A method for studying living cells using sound has been developed

Scientists at the University of Nottingham have applied an intracellular ultrasound method. With its help, it became possible to penetrate into the structure of the cell and study its behavior. The new method became an alternative to optical methods, for the development of which their creators received the Nobel Prize in Chemistry in 2014.

The method of phonon imaging, developed by British scientists, uses sound waves that are shorter than optical waves, so they are absolutely safe for living cells. Tomography based on this technique allows you to obtain valuable data on the internal structure of cells in a degree of detail that you could only dream of before.

The potential of a conventional optical microscope in this sense is limited, since the size of the smallest object that can be viewed with it is limited by the wavelength of light.

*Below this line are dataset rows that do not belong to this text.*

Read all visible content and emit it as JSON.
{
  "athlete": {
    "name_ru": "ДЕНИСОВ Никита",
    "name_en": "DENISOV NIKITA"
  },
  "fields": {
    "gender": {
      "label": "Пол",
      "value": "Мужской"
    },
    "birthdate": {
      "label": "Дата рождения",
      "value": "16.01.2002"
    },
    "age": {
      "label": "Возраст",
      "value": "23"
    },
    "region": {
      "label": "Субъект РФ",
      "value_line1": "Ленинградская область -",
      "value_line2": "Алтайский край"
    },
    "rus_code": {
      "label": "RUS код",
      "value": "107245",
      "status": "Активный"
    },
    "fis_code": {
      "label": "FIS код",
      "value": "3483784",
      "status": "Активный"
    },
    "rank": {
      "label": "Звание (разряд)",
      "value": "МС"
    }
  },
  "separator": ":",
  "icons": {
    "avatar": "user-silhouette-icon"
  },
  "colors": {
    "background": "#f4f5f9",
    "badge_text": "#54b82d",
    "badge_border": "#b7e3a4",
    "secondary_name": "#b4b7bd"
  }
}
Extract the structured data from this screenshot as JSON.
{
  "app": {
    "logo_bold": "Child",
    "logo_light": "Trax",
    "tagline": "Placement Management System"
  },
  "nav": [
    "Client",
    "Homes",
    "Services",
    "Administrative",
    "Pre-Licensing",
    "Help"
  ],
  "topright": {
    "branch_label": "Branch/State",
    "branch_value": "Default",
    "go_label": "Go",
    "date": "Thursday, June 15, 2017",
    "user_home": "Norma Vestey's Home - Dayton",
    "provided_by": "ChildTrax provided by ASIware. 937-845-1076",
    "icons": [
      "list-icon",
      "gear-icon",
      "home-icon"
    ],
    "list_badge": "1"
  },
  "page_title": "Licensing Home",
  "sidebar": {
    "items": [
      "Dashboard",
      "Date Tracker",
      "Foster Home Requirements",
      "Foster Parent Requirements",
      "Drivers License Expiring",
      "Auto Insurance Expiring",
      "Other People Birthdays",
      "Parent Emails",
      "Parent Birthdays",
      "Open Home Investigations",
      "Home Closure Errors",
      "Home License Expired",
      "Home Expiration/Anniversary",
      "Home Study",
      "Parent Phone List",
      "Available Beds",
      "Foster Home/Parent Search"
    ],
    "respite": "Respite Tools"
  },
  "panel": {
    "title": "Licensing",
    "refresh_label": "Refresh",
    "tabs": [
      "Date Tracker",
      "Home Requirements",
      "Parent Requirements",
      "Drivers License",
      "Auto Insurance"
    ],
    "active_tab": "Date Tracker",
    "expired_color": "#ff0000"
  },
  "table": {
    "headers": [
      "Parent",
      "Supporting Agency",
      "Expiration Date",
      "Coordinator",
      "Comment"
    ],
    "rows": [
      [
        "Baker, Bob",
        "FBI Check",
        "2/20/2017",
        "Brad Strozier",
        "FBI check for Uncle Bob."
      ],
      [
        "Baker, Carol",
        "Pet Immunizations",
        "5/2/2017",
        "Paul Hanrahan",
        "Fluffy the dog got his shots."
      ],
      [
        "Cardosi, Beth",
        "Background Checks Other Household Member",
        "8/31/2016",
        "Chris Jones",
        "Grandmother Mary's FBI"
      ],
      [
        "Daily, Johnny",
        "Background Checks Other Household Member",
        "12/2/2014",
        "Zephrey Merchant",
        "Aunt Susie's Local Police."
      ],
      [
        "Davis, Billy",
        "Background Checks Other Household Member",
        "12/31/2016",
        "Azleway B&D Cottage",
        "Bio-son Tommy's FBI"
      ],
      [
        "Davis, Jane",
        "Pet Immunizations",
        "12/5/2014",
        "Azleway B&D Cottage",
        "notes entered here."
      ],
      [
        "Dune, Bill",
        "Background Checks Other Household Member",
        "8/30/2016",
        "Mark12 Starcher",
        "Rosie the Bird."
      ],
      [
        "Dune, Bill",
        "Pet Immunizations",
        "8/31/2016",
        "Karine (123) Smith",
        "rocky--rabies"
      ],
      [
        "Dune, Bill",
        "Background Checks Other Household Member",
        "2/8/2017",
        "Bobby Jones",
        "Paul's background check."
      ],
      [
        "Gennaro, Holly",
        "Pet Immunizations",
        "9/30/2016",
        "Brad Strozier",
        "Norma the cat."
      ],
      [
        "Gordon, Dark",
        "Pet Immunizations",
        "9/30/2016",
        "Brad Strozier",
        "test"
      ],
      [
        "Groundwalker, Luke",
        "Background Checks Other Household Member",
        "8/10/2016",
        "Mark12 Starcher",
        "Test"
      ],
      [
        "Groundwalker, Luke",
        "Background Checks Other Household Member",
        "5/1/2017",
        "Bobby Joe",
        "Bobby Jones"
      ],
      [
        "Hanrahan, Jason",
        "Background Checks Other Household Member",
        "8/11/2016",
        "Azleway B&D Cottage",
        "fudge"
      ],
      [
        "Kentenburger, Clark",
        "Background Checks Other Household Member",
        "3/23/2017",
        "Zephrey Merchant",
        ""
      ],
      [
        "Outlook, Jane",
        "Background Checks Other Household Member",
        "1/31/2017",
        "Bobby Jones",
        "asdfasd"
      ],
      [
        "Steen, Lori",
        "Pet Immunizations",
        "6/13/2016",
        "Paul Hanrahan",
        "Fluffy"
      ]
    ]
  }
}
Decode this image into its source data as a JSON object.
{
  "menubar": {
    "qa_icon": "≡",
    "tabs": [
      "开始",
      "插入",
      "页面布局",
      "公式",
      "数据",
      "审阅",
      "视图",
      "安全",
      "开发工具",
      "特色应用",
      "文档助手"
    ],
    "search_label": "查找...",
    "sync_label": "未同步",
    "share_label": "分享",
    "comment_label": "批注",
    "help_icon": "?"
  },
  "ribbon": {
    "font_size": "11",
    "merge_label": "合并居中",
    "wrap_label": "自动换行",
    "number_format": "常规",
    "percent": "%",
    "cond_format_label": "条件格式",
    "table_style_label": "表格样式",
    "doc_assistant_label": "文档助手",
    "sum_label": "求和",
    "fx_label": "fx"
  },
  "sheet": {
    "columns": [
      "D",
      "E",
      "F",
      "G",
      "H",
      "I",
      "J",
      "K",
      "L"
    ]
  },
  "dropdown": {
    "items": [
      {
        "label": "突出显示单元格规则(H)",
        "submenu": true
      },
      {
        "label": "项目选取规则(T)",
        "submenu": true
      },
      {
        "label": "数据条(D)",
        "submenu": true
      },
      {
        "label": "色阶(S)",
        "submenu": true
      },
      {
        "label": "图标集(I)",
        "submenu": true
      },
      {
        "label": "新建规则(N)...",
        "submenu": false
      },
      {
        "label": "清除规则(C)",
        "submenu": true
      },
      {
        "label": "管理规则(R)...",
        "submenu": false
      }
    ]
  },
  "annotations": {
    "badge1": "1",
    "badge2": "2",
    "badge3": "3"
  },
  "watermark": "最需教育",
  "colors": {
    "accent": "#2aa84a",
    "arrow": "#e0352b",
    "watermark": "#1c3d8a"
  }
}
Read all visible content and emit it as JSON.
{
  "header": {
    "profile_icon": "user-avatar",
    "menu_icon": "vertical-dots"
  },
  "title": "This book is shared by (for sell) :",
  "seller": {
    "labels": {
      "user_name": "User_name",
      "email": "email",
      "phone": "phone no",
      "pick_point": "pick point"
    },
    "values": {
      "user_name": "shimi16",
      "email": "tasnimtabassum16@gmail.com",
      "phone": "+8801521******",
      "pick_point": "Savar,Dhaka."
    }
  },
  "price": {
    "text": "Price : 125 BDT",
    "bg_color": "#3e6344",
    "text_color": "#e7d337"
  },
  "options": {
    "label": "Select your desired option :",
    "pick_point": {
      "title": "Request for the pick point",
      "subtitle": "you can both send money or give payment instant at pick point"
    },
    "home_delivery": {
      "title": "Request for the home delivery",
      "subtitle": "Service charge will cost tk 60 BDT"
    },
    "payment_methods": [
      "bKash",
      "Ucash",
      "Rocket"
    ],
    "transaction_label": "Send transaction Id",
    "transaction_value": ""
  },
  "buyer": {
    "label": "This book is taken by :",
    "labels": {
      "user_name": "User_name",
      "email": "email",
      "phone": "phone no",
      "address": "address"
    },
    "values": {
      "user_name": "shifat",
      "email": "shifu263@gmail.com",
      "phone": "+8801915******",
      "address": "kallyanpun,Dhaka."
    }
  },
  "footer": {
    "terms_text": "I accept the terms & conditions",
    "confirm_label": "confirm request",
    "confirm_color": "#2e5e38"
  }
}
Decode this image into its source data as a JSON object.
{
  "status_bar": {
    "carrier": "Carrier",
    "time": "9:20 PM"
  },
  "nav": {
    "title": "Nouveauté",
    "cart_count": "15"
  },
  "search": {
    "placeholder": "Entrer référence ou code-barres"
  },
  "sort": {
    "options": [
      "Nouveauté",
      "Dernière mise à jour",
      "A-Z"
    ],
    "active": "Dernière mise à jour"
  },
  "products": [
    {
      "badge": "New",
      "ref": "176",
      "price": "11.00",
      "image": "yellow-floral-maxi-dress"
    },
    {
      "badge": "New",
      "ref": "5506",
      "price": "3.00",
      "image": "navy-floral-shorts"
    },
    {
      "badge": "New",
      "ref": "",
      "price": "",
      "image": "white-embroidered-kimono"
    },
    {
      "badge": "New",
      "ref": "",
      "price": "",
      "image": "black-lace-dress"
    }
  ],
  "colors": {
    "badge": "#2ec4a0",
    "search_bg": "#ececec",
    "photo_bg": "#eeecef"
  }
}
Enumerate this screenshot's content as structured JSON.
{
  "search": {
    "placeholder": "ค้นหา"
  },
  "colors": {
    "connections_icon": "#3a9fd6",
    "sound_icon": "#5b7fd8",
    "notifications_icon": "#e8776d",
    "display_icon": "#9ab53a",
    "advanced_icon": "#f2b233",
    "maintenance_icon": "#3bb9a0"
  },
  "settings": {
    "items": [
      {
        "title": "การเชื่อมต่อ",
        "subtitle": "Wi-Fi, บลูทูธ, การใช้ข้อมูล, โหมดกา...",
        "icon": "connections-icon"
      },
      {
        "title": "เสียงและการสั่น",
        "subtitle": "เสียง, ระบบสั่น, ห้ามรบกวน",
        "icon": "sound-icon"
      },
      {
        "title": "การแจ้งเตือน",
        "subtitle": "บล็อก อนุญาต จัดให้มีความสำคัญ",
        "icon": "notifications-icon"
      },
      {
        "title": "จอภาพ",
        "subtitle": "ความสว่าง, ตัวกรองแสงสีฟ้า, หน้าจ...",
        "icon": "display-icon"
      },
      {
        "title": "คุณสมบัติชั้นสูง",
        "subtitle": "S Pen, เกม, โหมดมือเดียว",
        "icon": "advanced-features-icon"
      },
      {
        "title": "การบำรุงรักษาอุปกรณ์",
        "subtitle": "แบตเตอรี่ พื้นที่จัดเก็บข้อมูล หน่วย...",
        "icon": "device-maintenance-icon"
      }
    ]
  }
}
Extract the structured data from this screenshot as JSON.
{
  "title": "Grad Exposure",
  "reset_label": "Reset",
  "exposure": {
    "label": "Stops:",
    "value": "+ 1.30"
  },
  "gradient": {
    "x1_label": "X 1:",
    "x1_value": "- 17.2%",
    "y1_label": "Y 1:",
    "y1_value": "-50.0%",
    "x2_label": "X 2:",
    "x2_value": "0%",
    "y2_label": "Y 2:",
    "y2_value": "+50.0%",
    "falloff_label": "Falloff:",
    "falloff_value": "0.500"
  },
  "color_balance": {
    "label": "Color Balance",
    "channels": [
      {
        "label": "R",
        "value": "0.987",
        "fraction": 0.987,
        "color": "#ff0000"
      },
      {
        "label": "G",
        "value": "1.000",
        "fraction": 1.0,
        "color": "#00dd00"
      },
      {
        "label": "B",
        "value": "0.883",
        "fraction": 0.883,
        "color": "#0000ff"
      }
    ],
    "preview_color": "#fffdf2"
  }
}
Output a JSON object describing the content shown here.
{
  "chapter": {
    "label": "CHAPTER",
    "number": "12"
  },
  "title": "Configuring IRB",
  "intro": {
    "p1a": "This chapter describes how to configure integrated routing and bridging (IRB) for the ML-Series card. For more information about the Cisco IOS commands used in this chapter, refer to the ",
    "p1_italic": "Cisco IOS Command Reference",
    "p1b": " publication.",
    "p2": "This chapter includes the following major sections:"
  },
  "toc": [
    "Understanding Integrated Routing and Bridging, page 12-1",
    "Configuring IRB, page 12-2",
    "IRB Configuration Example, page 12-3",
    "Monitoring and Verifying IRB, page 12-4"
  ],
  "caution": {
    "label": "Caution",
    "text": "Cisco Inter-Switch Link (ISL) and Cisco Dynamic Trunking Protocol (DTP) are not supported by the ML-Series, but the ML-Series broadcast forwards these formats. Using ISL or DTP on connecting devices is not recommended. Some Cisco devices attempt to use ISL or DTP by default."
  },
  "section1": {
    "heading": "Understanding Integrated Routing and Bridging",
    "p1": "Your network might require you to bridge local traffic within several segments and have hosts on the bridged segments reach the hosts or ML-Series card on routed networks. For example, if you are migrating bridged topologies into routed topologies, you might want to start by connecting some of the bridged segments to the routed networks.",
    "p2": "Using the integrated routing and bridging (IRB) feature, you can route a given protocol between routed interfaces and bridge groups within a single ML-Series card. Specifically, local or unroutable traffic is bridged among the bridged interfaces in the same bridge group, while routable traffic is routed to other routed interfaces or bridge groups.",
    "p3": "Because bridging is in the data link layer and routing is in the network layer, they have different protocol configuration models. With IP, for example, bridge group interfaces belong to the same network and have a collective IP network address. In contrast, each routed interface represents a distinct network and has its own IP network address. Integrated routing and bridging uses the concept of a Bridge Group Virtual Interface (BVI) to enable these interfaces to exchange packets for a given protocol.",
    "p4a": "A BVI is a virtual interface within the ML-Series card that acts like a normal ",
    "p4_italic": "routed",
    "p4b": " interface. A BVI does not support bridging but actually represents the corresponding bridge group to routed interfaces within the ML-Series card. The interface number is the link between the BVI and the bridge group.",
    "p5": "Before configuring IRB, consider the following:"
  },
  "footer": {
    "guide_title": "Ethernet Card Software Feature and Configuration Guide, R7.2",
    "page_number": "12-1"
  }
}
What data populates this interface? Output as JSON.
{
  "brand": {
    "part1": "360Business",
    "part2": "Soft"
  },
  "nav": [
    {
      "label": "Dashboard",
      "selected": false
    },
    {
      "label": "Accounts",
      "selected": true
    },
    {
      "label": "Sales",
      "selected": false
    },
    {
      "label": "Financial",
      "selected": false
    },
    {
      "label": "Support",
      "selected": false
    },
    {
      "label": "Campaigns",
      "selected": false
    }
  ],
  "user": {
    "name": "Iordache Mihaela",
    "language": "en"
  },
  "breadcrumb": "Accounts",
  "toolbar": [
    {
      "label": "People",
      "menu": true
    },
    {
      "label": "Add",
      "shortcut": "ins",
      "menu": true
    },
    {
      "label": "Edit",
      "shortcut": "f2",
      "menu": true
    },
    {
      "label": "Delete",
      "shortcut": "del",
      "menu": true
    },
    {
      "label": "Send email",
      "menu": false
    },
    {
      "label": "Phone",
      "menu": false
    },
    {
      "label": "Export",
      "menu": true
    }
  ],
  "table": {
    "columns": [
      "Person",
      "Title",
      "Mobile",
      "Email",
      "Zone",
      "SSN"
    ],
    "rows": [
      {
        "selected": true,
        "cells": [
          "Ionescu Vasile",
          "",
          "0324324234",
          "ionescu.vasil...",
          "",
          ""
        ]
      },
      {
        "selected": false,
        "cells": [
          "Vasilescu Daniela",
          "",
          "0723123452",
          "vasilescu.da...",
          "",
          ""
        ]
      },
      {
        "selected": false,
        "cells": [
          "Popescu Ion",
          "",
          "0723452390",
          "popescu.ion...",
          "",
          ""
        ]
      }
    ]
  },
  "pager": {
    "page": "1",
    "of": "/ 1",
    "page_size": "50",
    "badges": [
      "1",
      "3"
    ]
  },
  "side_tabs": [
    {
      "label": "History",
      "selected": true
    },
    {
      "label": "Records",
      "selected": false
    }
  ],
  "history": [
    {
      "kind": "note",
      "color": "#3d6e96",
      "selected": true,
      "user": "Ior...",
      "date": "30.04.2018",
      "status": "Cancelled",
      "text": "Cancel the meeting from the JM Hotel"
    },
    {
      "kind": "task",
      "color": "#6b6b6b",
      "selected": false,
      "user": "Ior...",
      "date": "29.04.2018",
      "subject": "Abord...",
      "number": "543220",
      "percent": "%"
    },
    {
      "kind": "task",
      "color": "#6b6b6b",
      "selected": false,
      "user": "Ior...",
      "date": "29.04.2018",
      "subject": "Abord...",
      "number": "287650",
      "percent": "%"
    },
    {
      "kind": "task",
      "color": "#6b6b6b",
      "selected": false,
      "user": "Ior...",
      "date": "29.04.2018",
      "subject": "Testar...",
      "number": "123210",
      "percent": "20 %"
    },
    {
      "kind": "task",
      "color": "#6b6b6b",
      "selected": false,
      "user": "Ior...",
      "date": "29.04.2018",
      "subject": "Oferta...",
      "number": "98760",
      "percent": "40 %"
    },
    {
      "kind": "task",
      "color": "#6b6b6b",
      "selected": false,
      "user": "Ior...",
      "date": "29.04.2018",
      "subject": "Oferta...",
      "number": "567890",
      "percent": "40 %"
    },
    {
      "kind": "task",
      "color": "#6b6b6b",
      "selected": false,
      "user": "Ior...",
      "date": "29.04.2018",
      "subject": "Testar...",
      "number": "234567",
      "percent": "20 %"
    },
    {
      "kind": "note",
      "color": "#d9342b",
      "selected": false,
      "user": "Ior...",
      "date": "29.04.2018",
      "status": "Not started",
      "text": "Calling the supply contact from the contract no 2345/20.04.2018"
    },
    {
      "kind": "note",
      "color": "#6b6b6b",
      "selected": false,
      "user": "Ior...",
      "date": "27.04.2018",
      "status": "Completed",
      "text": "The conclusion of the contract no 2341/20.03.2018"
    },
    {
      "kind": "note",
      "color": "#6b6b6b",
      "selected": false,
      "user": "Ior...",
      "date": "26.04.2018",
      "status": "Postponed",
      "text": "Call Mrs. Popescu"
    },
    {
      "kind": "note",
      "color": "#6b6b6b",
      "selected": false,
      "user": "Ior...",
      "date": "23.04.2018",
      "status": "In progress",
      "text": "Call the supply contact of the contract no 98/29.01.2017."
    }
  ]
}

Unlike light waves, sound waves do not emit energy that destroys cells. This means that British scientists have learned to use shorter wavelengths to see the finest details with higher resolution without harming the cellular structure.